Concluding Observations
 
Documenting these small fellowships is a bit of a chore, but it is fun work as well.  You learn much, but it can also be frustrating as some stats are not readily available.  Among some other churches that could have been mentioned here but were not due to the fact many are single congregations are the Martinsville Church of Truth in Martinsville, VA, pastored by Rev. Bill Preskitt.  This congregation dates back many years, and is in regular fellowship with other local conservative Pentecostal/Holiness groups in the vicinity.  For many years, they also made their services available on CD, although I am not sure if they still do so or not.  There are many such independent churches like this that merit a separate study of their own.
Again, many of these fellowships resulted from a split within larger Pentecostal denominations when the latter sought to modernize themselves more, although several also predate the larger groups by years.  The purpose of the Highways and Hedges project is to attempt to document as accurately and thoroughly as possible the legacy of these fascinating groups, for in many of them one can find a living portrait of what early Pentecostals used to be like.  It is only too unfortunate that many scholars of the larger Pentecostal movements cannot appreciate them - perhaps it is because they present an atavistic image of Pentecostalism that maybe some scholars want to divorce themselves from.  

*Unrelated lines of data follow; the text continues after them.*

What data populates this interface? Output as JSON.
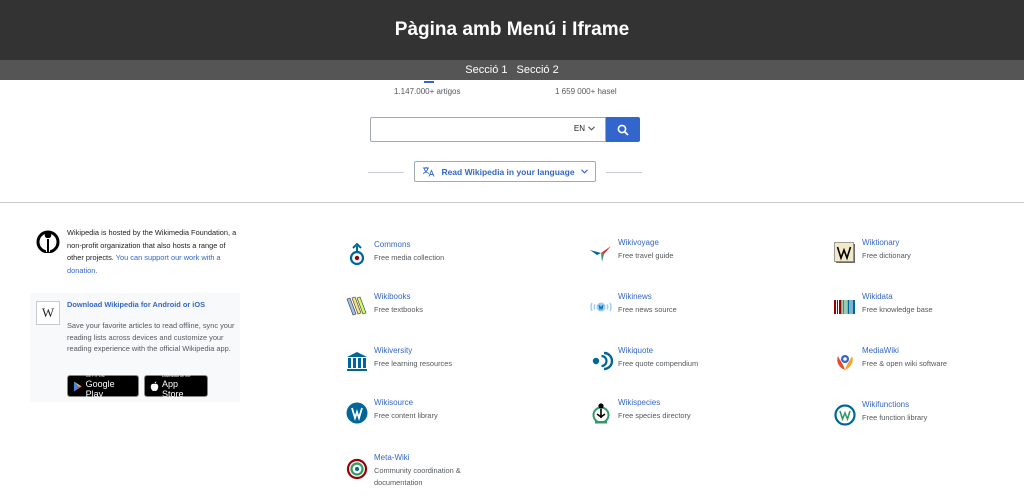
{
  "header": {
    "title": "Pàgina amb Menú i Iframe"
  },
  "nav": {
    "items": [
      "Secció 1",
      "Secció 2"
    ]
  },
  "stats": [
    {
      "text": "1.147.000+ artigos"
    },
    {
      "text": "1 659 000+ hasel"
    }
  ],
  "search": {
    "placeholder": "",
    "language": "EN"
  },
  "read_language_label": "Read Wikipedia in your language",
  "hosted": {
    "text": "Wikipedia is hosted by the Wikimedia Foundation, a non-profit organization that also hosts a range of other projects.",
    "link": "You can support our work with a donation."
  },
  "app": {
    "logo_letter": "W",
    "title": "Download Wikipedia for Android or iOS",
    "description": "Save your favorite articles to read offline, sync your reading lists across devices and customize your reading experience with the official Wikipedia app.",
    "google_small": "GET IT ON",
    "google_big": "Google Play",
    "apple_small": "Download on the",
    "apple_big": "App Store"
  },
  "projects": [
    {
      "name": "Commons",
      "desc": "Free media collection"
    },
    {
      "name": "Wikivoyage",
      "desc": "Free travel guide"
    },
    {
      "name": "Wiktionary",
      "desc": "Free dictionary"
    },
    {
      "name": "Wikibooks",
      "desc": "Free textbooks"
    },
    {
      "name": "Wikinews",
      "desc": "Free news source"
    },
    {
      "name": "Wikidata",
      "desc": "Free knowledge base"
    },
    {
      "name": "Wikiversity",
      "desc": "Free learning resources"
    },
    {
      "name": "Wikiquote",
      "desc": "Free quote compendium"
    },
    {
      "name": "MediaWiki",
      "desc": "Free & open wiki software"
    },
    {
      "name": "Wikisource",
      "desc": "Free content library"
    },
    {
      "name": "Wikispecies",
      "desc": "Free species directory"
    },
    {
      "name": "Wikifunctions",
      "desc": "Free function library"
    },
    {
      "name": "Meta-Wiki",
      "desc": "Community coordination & documentation"
    }
  ],
  "colors": {
    "header_bg": "#333333",
    "nav_bg": "#555555",
    "link": "#3366cc",
    "accent_blue": "#3366cc"
  }
}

At any rate, if any errors in information are documented, please forgive those, as this whole project is still a work in progress and will be subject to revision as new information becomes available.  Due to scanty history records of some fellowships - some of them believe sincerely that their primary duty is the Lord's work, and therefore they have an eschatological drive that dictates historical documentation take a backseat to evangelism.  They may have a point, but on the other hand they may deprive themselves of their greatest witness - a historical record of their testimony - by ignoring and refusing to write things down and keep records.  Therefore, it is up to those like me who can see the significance of their movements to preserve them.

Thanks again for reading, and continue to check in for new insights.